Ecommerce Up 18%, Brick-and-Mortar Down 14%

graphic of money and a pricing structureAn eMarketer survey released last week shows how the coronavirus pandemic has shifted the world of ecommerce in 2020. February forecasts projected U.S. retail to grow 2.8% in 2020, but new data shows that U.S. retail sales will decline 10.5% this year, including a 14% decrease in brick-and-mortar.

Ecommerce, on the flip side, is expected to see 18% growth in 2020, largely driven by BOPUS initiatives like curbside pickup that have seen unexpected growth due to the pandemic. Click-and-collect and curbside pickup are expected to persist and experience a long-term trajectory of ecommerce growth post-pandemic.

Increased uptake of online shopping from consumers who moved online while brick-and-mortar stores were closed is also a big part of what’s driving the increase. Many consumers have turned to online shopping for the first time, with 12.2% growth for new online shoppers 65 and older.

Post-COVID ad spend

Whereas many US agencies and ad marketers said in early May that they expected ad spend to resume or ramp up by July and that major impacts wouldn’t last through Q3. However, 43% of those respondents said in late May that they did expect major impacts to last through Q3.

Most respondents expect moderate to major impacts through the end of 2020, with one-third still expecting to see impacts into next year.

The journey to a new normal will be a slow one. eMarketer predicts that YOY ad spending increases won’t return to where we expected them to be pre-pandemic until 2021.

Are you looking for more information regarding COVID-19’s historical impact on ecommerce?
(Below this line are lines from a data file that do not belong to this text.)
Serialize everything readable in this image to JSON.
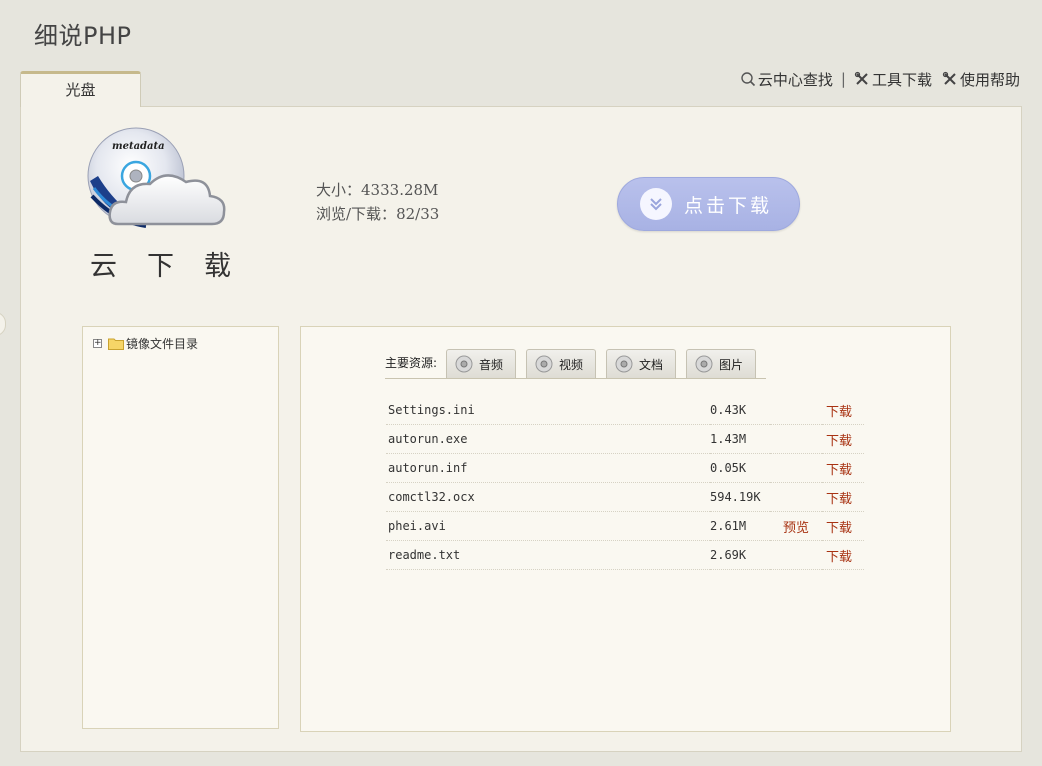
{
  "header": {
    "title": "细说PHP"
  },
  "tabs": [
    {
      "label": "光盘"
    }
  ],
  "top_links": [
    {
      "label": "云中心查找",
      "icon": "search-icon"
    },
    {
      "label": "|"
    },
    {
      "label": "工具下载",
      "icon": "tools-icon"
    },
    {
      "label": "使用帮助",
      "icon": "tools-icon"
    }
  ],
  "disc": {
    "logo_text": "metadata",
    "caption": "云下载",
    "size_label": "大小：",
    "size_value": "4333.28M",
    "stats_label": "浏览/下载：",
    "stats_value": "82/33",
    "download_button": "点击下载"
  },
  "tree": {
    "root_label": "镜像文件目录"
  },
  "resources": {
    "label": "主要资源:",
    "tabs": [
      {
        "label": "音频",
        "icon": "cd-icon"
      },
      {
        "label": "视频",
        "icon": "cd-icon"
      },
      {
        "label": "文档",
        "icon": "cd-icon"
      },
      {
        "label": "图片",
        "icon": "cd-icon"
      }
    ]
  },
  "files": [
    {
      "name": "Settings.ini",
      "size": "0.43K",
      "preview": "",
      "download": "下载"
    },
    {
      "name": "autorun.exe",
      "size": "1.43M",
      "preview": "",
      "download": "下载"
    },
    {
      "name": "autorun.inf",
      "size": "0.05K",
      "preview": "",
      "download": "下载"
    },
    {
      "name": "comctl32.ocx",
      "size": "594.19K",
      "preview": "",
      "download": "下载"
    },
    {
      "name": "phei.avi",
      "size": "2.61M",
      "preview": "预览",
      "download": "下载"
    },
    {
      "name": "readme.txt",
      "size": "2.69K",
      "preview": "",
      "download": "下载"
    }
  ],
  "colors": {
    "background": "#e6e5dd",
    "panel": "#f4f2ea",
    "download_button": "#b1baea",
    "link_red": "#a83212"
  }
}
Check out our comprehensive article, with weekly updates to keep you current on the coronavirus and what it means for your brand.